Inconvenient truths about Middle East
By Gary L. Broder
The continuing chaos in the Arab world should give us all a great deal of concern. It also should cause us to examine inconvenient truths about the Arab Middle East.
One would like to be hopeful, for example, about the possibility of real democracy in Egypt. However, in at least 4,000 years of Egyptian history, there has never been a democratic government there. Hosni Mubarak's dictatorship took over from Anwar Sadat's dictatorship, which took over from Abdul Nasser's dictatorship, which took over by military coup from a king. Was Mubarak really so different from a biblical pharaoh?
There is only one real democracy in the Middle East: Israel. All of the other countries are military or civilian dictatorships, kingdoms or principalities. Ironically, the country in the Middle East where Arabs enjoy the greatest freedom is Israel. One would like to say a reciprocal relationship exists for Jews who live in Arab lands. But although Jews lived for hundreds of years in countries like Algeria, Iraq, Syria and Yemen, they were forced out or fled.
The United States has only one real ally in the Middle East - Israel - and should start treating it as such. The Arab Middle East hates Israel, in part because of anti-Semitism, but also because Israel is seen by the Arab world as America's outpost in the Middle East. The very facts that make Israel America's only ally in the Middle East make the Arab world hate Israel and distrust the United States.
I would not dare predict what will happen in the Arab world. Obviously, once again, our CIA didn't do its job. But there are some conclusions to be drawn and lessons to be learned.
First, America is partly at fault for backing stability over democracy. This has been our foreign policy for most of the 20th century, not only in the Middle East but in most of the world. By the very choices we have made, we engage on a national level in the kind of immorality the Arab world accuses us of on a personal level.
Second, we have sold our souls for Arab oil for decades. When are we going to learn? We know what we need to do, and we have started to do it. We need to accelerate the pace: alternative fuels, greater energy efficiency, conservation, etc.

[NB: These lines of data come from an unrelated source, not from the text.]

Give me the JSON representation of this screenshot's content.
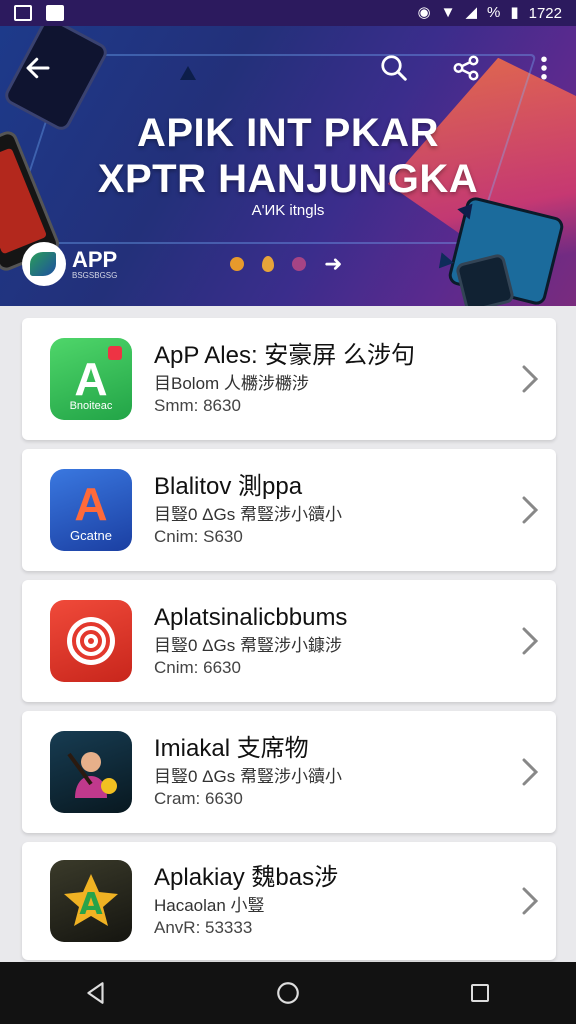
{
  "status": {
    "time": "1722",
    "extra": "%"
  },
  "hero": {
    "title_line1": "APIK INT PKAR",
    "title_line2": "XPTR HANJUNGKA",
    "subtitle": "A'ИK itngls",
    "logo_text": "APP",
    "logo_caption": "BSGSBGSG",
    "dot_colors": [
      "#e79a2c",
      "#e7a43a",
      "#a64485"
    ]
  },
  "apps": [
    {
      "title": "ApP Ales: 安豪屏 么涉句",
      "desc": "目Bolom 人橳涉橳涉",
      "meta": "Smm: 8630",
      "icon_glyph": "A",
      "icon_caption": "Bnoiteac",
      "icon_bg": "#2fbf53"
    },
    {
      "title": "Blalitov 測ppa",
      "desc": "目豎0 ΔGs 帬豎涉小豄小",
      "meta": "Cnim: S630",
      "icon_glyph": "A",
      "icon_caption": "Gcatne",
      "icon_bg": "#2a58c4"
    },
    {
      "title": "Aplatsinalicbbums",
      "desc": "目豎0 ΔGs 帬豎涉小鏮涉",
      "meta": "Cnim: 6630",
      "icon_glyph": "@",
      "icon_caption": "",
      "icon_bg": "#e3382d"
    },
    {
      "title": "Imiakal 支席物",
      "desc": "目豎0 ΔGs 帬豎涉小豄小",
      "meta": "Cram: 6630",
      "icon_glyph": "♫",
      "icon_caption": "",
      "icon_bg": "#0d2a3a"
    },
    {
      "title": "Aplakiay 魏bas涉",
      "desc": "Hacaolan 小豎",
      "meta": "AnvR: 53333",
      "icon_glyph": "A",
      "icon_caption": "",
      "icon_bg": "#2a2a1e"
    }
  ]
}
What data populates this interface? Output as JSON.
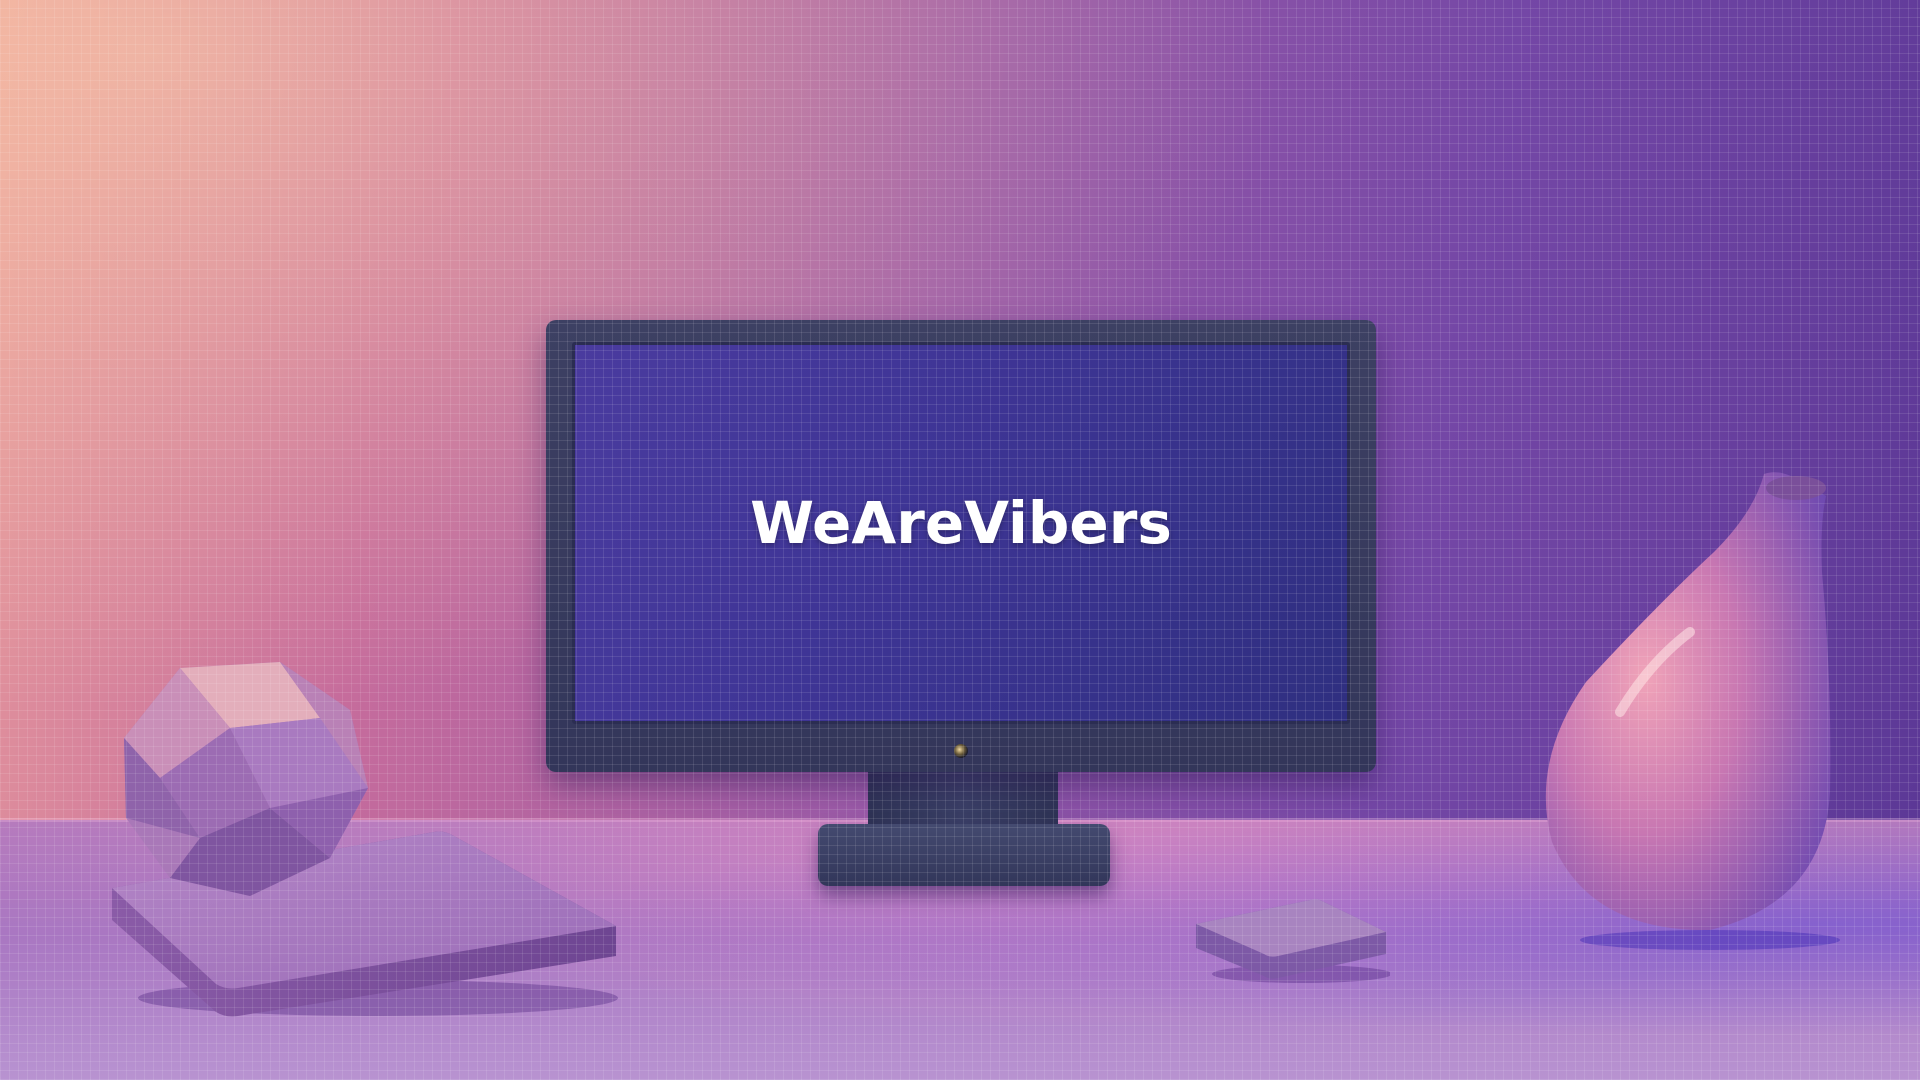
{
  "screen": {
    "brand_text": "WeAreVibers"
  },
  "scene": {
    "objects": [
      "monitor",
      "geometric-gem",
      "square-platform",
      "small-block",
      "droplet-vase"
    ],
    "colors": {
      "wall_left": "#e79a9c",
      "wall_right": "#5a3795",
      "screen": "#3f3596",
      "bezel": "#3d4063"
    }
  }
}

Third, cut back on most foreign aid, especially in the form of military armaments, to nondemocratic Arab countries. Put in real controls to prevent those countries' leaders from stealing it for themselves. Let wealthy Arab nations provide economic assistance to their poorer brethren. If the United States still thinks assisting these countries is in our national interest, dramatically increase the Peace Corps presence there, which will provide direct help to those who need it most.
Fourth, the media need to increase their coverage of foreign affairs, not just when there is a crisis. We could do this by cutting back on the incredible amount of junk we now broadcast as news and entertainment. Unfortunately, the media are cutting back on foreign coverage, not increasing it.
Fifth, Israel has a historical claim to the Land of Israel, as detailed in the Torah more than 3,300 years ago. It not only includes present-day Israel, Gaza and the West Bank, but also parts of Lebanon, Syria and Jordan. The Arabs who call themselves Palestinians can ask for anything they want, but that does not translate into historical entitlement.
America's failure to assess the situation in the Middle East correctly is based upon two misconceptions. The first is that appeasement of the Palestinians will stop their commitment to terrorism and the destruction of Israel. It will not. The second is that the other Arabs really care about the Palestinians. They do not. They are incapable of running their own countries. If they did care, they would have taken the Palestinians into their own countries and provided them with financial assistance, other than illicit military equipment.
Now is the time to insist on justice in the Middle East, but real justice based upon principles that only the United States and Israel currently share in common.
Gary L. Broder is a lawyer who lives in Waterbury.